Editor's Note: Sheryl Lee Ralph is a Tony award nominee for her work in the original case of Dreamgirls on Broadway. She has appeared in TV and films alongside stars such as Denzel Washington, Robert DeNiro, Whoopi Goldberg and Eddie Murphy. She is founding director of The DIVA Foundation and author of an upcoming book "Redefining DIVA," which will be released next month.
By Sheryl Lee Ralph, Special to CNN
(CNN) - Like so many others, I was stunned into shocked silence when I was told of Whitney Houston’s death. I thought about Whitney and her battles with music and misery over the years. She was so very different from when I saw her for the first time back in 1981 and said to myself, ‘oh my, that’s a “Dream”!’
I was on Broadway at the time making my mark playing Deena Jones in the original cast of Dreamgirls. We were a hit, a bonafide smash. Night after night at the Imperial Theatre, we ended every show with the kind of applause that brought people to their feet. But just up the street in a club called Sweet Water, there was a teenager doing the same thing: her name was Whitney Houston. She was as fresh and as fabulous as we were, a real life Dreamgirl who was also giving audiences moments they would never forget. I know I will never forget how in that little club, sitting with my Dreamgirls co-star Loretta Devine, we both thought, ‘Wow, this girl is the real deal.’ But just as fame came calling on us, it came for Whitney too, and it wasn’t always nice.
Everybody wants Fame, but Fame is a very difficult friend to keep. It can be like a jealous lover who wants you all to himself and when threatened, will beat you up, ruin your good looks, tear down your self-esteem and even kill you. In order to call Fame your friend, you have to have it all together. You have to be ultra-strong, solid to the core and know that God is good. Fame will build you up just to crush you down. You have got to have faith along with fame. You have got to know who you are or Fame will take you out. We have seen it happen over and over: Judy Garland, Elvis Presley, Michael Jackson, Kurt Cobain, Amy Winehouse.
Whitney had a real show biz pedigree-- Auntie Ree Ree (Aretha Franklin) was her godmother, Cissy Houston, lead singer of the Sweet Inspirations and background singer for Elvis Presley was her mother and Dionne Warwick was her cousin or aunt. I could never get it straight. She had a simplicity and innocence about her in the beginning with her close cropped curly ‘fro and skin with a hint of left over teenage acne. She was just a purely talented kid and there is nothing like pure, raw talent.
In the beginning Fame was wonderful. I will never forget those lavish 80’s parties, where we were surrounded by the beautiful “yes” people who told you, yes, you’re right, yes, you’re beautiful, yes you’re wonderful. Yes, Yes, YES! Whatever you want, yes! It was all there for the asking. No one tells you no and you feel protected. You think they are there to help you. New fame brings friends, clothes, jewelry, sex and drugs. A dangerous mixture. Then add a little alcohol for an extra kick. But just as quick as you go up, you can begin the descent down.

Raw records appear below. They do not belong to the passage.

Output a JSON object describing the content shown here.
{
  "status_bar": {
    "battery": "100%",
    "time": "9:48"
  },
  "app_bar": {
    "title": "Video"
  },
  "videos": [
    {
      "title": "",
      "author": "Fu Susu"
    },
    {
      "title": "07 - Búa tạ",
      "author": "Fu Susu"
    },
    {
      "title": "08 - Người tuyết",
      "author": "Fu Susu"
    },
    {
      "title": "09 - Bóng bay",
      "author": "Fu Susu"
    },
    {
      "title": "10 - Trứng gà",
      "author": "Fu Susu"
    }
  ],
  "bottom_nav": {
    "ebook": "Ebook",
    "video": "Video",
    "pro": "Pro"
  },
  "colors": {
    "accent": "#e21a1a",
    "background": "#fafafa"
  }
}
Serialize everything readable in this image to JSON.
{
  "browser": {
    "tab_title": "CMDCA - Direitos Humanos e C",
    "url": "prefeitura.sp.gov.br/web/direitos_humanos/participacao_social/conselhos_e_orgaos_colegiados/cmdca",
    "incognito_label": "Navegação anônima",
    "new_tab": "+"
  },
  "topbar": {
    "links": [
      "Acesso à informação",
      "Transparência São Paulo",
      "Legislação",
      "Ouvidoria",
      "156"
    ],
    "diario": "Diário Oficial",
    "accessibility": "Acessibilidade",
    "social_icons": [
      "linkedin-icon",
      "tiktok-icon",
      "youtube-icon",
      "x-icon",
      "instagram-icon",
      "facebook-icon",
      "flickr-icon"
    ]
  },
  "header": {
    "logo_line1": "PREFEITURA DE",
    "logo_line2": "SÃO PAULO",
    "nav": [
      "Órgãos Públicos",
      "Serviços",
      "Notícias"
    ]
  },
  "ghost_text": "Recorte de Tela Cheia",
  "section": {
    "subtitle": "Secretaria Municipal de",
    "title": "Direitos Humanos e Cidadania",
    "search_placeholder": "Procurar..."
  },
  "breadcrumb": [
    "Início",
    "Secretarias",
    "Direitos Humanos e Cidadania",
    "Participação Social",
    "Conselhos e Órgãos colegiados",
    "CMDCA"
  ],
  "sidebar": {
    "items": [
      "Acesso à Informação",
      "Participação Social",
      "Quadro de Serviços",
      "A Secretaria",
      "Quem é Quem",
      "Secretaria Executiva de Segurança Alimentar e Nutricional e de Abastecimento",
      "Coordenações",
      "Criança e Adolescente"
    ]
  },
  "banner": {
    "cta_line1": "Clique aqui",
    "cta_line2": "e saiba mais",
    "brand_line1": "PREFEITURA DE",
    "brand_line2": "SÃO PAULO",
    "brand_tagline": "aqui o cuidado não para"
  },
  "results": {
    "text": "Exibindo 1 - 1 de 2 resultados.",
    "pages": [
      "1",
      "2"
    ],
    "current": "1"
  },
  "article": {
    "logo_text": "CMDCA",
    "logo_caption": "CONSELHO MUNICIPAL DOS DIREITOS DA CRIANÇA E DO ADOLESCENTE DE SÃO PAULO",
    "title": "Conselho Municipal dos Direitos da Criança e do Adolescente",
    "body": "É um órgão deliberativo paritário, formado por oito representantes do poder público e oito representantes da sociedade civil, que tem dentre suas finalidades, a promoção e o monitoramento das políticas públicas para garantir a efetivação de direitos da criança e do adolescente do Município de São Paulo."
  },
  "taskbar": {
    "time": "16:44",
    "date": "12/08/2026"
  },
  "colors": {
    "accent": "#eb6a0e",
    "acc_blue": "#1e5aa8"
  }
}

I saw how drugs took the best of Nell Carter, the actress/singer who playwright Tom Eyen was writing Dreamgirls for. She left us to pursue a bright career in Hollywood when she landed the sitcom “Gimme a Break.” I remember Nell telling me to “stay away from the hard stuff” as she vomited into the toilet. I have never forgotten that moment.
The next time I saw Whitney, I could tell that Fame was having its way with her. We shared a very talented makeup artist and he had a serious drug issue. I don’t know, but I thought he was sharing his issue with Whitney. It hurt to think that it could be true.
I saw her again several times on the set of the TV show “Moesha,” with and without her husband of fifteen years, Bobby Brown. I could see Fame was walking with both of them. It was obvious. Whitney and I spoke quickly and quietly as I helped her turn her wig around. I was saddened to see what I saw and I wished there had been more time to say “Stop!!” To remind her of that great beginning of hers and tell her how quickly it all ends. To let her know that the road she was walking with Fame has had the same end of the road for everyone who has walked it that way. But there wasn’t the time.
I didn’t have the time to tell her that she was not some ordinary diva. She was a DIVA! -- Divinely Inspired Victoriously Anointed. But all too soon the DIVA has died again.
Opinions expressed in this commentary are solely those of Sheryl Lee Ralph.